Instructions for the task> Filter the entries and keep only the lines where the string "name" appears.

+++++

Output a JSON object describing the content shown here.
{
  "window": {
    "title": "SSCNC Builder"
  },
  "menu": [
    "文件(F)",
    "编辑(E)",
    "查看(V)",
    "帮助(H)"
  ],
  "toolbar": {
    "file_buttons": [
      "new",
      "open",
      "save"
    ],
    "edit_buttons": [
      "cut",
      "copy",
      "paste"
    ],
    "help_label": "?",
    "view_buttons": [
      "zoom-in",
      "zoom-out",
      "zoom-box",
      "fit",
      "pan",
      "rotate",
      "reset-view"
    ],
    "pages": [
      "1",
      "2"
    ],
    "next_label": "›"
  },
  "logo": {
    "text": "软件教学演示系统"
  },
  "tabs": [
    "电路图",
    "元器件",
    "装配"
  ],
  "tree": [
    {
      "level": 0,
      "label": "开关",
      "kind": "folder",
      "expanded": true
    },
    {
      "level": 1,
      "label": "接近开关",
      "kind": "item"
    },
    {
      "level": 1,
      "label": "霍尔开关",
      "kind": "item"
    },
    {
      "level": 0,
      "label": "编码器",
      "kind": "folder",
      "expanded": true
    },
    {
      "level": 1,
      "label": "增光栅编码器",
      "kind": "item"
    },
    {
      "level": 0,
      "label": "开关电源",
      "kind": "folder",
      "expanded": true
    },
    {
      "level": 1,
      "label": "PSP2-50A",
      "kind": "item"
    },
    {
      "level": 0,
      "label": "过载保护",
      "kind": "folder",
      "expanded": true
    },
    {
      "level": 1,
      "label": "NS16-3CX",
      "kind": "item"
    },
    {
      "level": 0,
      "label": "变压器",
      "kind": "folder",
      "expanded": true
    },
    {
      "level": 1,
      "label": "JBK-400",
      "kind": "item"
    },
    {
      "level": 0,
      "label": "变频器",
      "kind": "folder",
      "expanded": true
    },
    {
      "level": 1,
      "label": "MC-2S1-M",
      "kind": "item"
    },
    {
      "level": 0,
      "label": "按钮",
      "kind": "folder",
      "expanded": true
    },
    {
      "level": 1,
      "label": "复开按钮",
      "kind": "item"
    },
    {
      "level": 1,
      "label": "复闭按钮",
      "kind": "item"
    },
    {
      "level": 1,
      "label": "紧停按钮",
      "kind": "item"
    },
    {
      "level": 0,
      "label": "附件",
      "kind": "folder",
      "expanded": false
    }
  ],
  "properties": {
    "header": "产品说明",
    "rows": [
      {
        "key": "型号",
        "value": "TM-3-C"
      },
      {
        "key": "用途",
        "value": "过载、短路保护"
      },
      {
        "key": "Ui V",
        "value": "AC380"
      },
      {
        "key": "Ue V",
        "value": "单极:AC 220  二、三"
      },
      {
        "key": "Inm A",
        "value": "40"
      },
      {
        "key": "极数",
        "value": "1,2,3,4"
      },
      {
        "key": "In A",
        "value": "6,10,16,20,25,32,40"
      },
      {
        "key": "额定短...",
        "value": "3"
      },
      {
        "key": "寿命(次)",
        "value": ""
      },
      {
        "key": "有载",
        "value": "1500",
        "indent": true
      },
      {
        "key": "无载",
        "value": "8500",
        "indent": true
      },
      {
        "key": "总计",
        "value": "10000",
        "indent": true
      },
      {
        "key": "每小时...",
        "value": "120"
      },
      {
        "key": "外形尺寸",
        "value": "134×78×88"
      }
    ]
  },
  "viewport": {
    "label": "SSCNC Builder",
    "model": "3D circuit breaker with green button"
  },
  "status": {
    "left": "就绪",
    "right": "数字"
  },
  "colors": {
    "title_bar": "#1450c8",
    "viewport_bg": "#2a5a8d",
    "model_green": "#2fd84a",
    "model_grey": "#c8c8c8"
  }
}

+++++

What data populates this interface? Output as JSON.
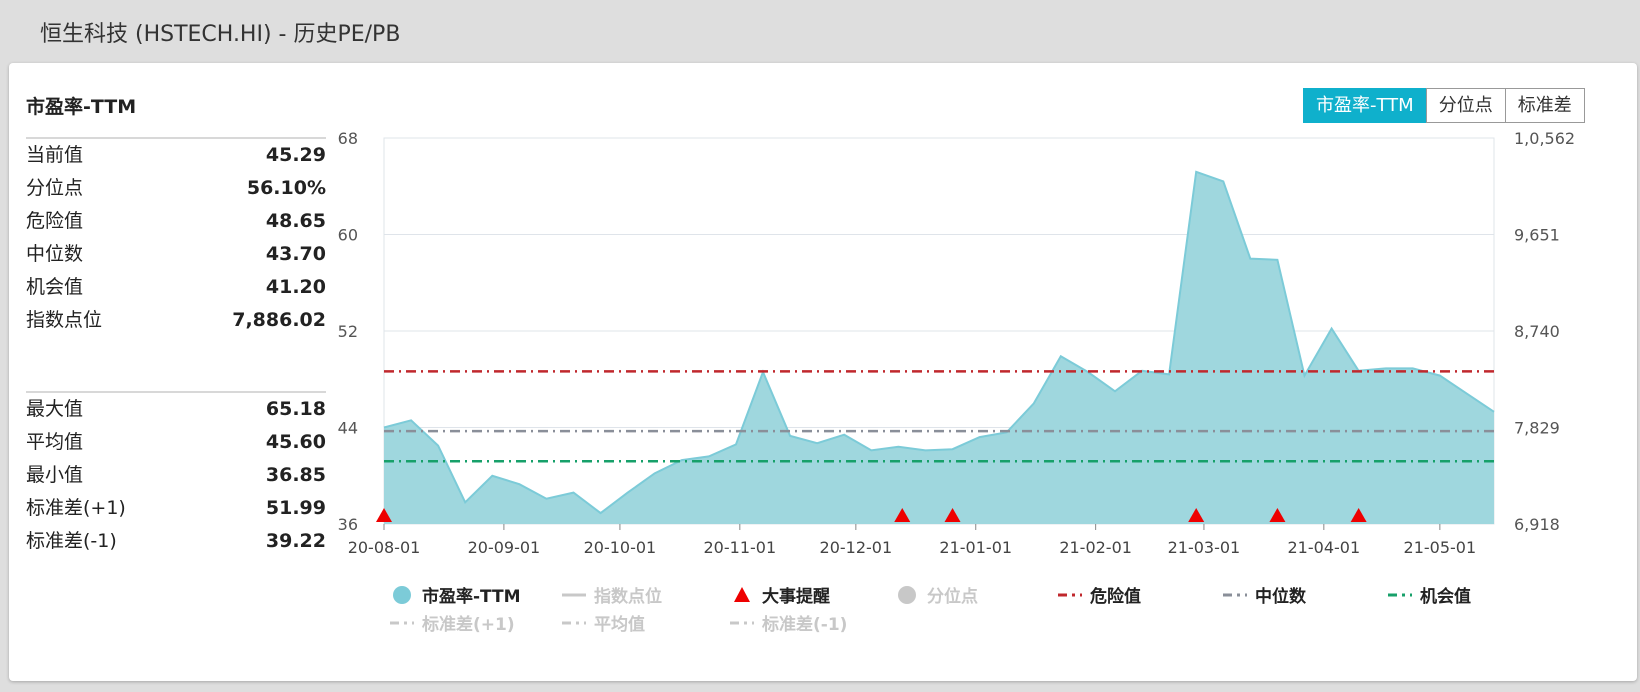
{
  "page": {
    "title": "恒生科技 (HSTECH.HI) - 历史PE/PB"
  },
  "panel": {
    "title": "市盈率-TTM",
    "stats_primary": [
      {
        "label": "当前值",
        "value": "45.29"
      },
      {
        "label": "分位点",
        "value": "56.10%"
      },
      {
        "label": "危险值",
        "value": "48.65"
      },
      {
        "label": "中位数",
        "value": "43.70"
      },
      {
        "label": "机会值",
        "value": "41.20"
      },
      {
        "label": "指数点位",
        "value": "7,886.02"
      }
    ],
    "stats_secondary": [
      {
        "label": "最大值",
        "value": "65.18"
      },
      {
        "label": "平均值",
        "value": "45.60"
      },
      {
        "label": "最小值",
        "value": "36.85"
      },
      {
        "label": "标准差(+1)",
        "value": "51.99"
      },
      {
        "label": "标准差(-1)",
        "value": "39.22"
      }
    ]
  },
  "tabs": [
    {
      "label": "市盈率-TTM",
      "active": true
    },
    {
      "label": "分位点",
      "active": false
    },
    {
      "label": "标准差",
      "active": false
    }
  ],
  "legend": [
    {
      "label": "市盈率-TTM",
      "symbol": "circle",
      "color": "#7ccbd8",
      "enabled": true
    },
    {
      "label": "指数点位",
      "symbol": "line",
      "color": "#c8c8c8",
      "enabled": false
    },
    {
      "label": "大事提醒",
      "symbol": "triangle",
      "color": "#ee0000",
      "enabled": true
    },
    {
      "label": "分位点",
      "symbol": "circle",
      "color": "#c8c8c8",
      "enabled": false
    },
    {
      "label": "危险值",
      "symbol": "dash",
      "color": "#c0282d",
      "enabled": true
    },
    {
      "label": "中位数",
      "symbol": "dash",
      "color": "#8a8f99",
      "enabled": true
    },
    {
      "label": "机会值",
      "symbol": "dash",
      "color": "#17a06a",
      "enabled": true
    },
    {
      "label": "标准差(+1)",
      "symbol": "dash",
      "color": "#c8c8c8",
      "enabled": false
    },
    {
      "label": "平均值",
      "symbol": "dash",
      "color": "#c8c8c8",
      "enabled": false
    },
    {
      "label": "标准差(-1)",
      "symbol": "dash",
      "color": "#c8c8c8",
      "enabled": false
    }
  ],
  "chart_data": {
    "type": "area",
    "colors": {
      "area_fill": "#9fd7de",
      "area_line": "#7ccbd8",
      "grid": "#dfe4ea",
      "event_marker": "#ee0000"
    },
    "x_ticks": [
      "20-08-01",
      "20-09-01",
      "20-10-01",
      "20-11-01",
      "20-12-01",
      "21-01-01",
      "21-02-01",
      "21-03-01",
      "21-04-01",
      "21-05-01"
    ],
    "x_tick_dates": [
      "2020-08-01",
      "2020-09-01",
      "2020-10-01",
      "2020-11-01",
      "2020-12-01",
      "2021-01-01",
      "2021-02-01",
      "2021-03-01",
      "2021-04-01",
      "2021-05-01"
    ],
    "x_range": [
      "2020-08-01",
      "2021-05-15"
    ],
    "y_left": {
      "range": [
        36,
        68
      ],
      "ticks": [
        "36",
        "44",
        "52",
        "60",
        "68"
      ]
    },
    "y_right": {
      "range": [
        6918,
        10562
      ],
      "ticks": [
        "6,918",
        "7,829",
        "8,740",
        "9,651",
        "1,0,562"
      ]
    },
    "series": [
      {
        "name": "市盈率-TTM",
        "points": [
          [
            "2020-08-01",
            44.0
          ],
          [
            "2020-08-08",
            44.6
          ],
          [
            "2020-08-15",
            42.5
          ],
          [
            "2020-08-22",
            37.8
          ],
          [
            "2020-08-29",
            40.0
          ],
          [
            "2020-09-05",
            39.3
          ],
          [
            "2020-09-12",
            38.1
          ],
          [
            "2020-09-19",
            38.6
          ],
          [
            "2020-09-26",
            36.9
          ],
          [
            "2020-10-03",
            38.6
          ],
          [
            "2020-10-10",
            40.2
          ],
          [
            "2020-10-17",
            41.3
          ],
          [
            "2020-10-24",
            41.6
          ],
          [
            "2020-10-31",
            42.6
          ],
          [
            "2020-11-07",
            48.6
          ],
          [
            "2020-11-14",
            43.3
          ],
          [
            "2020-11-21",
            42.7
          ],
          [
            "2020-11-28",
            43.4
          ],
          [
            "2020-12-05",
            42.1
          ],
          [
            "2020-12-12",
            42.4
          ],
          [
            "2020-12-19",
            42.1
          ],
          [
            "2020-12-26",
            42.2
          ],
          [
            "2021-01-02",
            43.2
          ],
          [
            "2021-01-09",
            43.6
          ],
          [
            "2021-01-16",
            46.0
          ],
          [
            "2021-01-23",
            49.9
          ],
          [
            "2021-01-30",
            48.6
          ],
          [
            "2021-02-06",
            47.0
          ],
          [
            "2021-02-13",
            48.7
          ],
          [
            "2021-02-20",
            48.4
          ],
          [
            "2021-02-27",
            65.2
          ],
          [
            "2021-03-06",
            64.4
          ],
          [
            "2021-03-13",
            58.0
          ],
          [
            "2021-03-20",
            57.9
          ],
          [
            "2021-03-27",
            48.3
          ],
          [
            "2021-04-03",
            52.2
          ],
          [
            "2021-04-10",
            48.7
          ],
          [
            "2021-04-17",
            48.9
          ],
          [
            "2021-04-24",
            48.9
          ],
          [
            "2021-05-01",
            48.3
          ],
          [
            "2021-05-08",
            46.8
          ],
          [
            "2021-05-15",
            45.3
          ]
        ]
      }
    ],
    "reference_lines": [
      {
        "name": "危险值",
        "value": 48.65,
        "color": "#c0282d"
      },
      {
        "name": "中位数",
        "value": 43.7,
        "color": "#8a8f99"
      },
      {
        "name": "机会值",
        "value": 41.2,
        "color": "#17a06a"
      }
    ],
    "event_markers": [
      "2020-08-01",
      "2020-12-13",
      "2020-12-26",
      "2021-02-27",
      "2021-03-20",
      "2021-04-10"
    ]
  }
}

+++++

Exercise output>
        "name": "市盈率-TTM",
        "name": "危险值",
        "name": "中位数",
        "name": "机会值",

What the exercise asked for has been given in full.